Novel diagnostic biomarker for diarrhea-predominant irritable bowel syndrome (IBSD)
Provisional patent filed
Stage of Research
Proof of principle data available
Associate Director, Business Development and Copyright
Irritable bowel syndrome (IBS) is a group of symptoms that affect your digestive system. IBS includes repeated pain in your abdomen and changes in your bowel movements which leads to discomfort. IBS affects 5% of the population globally and when combined with diarrhea as a prominent symptom (IBS-D), it is thought to be caused by increased mucosal T cells, mast cells, IEL, and increased endogenous proinflammatory cytokine production by the innate immune system and absence of histological evidence of inflammation. Despite its prevalence, there are no diagnostic methods besides invasive colonoscopies and biopsies to rule out IBD.

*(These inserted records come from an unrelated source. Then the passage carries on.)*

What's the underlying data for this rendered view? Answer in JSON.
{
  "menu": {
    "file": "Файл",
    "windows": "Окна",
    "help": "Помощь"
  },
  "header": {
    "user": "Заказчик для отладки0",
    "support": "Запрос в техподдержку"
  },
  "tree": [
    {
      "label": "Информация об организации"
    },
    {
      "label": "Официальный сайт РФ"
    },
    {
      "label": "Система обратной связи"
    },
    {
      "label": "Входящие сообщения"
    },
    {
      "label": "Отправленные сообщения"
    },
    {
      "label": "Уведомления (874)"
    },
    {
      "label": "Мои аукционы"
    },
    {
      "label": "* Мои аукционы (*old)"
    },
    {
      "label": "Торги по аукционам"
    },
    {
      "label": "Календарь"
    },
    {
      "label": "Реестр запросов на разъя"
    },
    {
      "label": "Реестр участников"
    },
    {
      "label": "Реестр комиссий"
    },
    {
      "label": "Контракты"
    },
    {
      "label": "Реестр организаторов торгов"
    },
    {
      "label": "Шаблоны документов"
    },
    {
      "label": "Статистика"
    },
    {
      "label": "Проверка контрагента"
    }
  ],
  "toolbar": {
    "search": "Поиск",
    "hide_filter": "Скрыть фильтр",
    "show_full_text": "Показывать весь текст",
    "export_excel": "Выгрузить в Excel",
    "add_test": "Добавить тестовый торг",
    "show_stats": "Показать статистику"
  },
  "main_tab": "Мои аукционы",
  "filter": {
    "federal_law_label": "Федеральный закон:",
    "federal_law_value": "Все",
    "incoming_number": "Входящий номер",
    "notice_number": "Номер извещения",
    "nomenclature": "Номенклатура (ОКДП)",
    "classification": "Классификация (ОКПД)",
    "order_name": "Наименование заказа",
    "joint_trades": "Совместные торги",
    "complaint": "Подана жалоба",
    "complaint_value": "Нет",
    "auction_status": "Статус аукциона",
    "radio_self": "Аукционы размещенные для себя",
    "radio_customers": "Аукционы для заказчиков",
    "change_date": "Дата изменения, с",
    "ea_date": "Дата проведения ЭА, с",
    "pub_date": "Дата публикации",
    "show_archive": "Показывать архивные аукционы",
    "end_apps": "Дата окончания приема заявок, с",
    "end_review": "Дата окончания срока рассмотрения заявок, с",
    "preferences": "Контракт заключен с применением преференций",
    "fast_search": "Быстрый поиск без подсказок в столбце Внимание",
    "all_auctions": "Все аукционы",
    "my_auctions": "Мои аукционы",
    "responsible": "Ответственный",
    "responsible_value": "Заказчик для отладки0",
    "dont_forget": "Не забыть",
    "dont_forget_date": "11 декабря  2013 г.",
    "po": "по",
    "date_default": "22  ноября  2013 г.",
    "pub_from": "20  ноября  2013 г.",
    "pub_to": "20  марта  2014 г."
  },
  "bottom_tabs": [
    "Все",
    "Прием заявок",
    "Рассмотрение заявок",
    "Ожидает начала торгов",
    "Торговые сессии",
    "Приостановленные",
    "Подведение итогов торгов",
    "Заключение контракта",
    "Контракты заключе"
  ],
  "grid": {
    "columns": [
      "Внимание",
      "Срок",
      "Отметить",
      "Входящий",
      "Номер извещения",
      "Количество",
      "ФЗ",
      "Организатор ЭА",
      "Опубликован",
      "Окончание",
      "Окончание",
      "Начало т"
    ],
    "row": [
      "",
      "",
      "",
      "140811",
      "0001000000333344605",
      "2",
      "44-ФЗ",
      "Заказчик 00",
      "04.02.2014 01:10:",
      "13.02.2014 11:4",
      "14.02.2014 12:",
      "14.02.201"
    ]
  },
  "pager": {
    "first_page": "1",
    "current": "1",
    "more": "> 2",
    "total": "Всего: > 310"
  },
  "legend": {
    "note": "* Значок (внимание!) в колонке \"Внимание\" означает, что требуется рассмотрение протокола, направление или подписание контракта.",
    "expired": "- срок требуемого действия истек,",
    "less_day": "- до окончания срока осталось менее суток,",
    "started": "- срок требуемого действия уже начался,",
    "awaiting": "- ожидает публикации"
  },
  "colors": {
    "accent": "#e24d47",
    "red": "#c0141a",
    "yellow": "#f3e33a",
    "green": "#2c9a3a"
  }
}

A McMaster research team has identified a link between IBS-D and reduced epithelial levels of a novel tolerance-signaling biomarker, CD200L, which suppresses production of proinflammatory cytokines by the innate and adaptive immune systems. Four stool extracts from IBS-D patients which were collected for the calprotectin test shows significant levels of the novel biomarker by using an ELISA assay. Therefore, alteration in the biomarker levels in IBS-D patients’ feces may reflect changes in IBS-D distinguishing it from IBD thereby making it a suitable biomarker for diagnostic testing.
Suggesting a diagnostic value of altered levels of CD200L and related CD200S and CD200R1 and R2 in fecal extracts is premature. This should only be stated when we have some preliminary data to support it. The Clinical Pathology Lab that provided the fecal extracts is unable to link that to the patients’ diagnoses, so a prospective study is required.
Possible commercial applications include a novel non-surgical diagnostic biomarker capable of distinguishing IBS-D from IBD and normal patients who do not have IBS-D.
- Stool extracts made for the calprotectin test can be used to test for the novel biomarker to diagnose IBSD
- Expression of this biomarker can be detected simultaneously using a biochip, which may utilize ELISA technology or electrochemical detection strategies, allowing for a novel point-of-care diagnostic
- No need to subject patients to invasive procedures such as colonoscopies and biopsies
- Technology can be used to diagnose other inflammation causing diseases such as Crohn’s disease and ulcerative colitis